- [TASK DETAILS] Lines with the word "Duration" are the answer; copy each of them from the data below.

(Dataset rows describing interfaces)
● ● ● ●

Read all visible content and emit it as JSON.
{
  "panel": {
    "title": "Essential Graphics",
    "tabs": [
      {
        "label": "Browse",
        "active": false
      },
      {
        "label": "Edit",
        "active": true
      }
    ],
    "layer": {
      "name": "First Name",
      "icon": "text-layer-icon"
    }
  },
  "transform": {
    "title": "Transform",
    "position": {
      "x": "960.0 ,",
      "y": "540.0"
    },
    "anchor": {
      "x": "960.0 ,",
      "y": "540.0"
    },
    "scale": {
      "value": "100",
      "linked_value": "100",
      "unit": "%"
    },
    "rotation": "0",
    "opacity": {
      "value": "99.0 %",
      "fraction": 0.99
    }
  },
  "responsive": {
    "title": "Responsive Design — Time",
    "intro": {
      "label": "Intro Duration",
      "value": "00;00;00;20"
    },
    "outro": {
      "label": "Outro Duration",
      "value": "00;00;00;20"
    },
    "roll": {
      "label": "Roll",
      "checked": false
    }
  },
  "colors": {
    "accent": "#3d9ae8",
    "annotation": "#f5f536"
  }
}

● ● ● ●

- [TASK ANSWER]
      "label": "Intro Duration",
      "label": "Outro Duration",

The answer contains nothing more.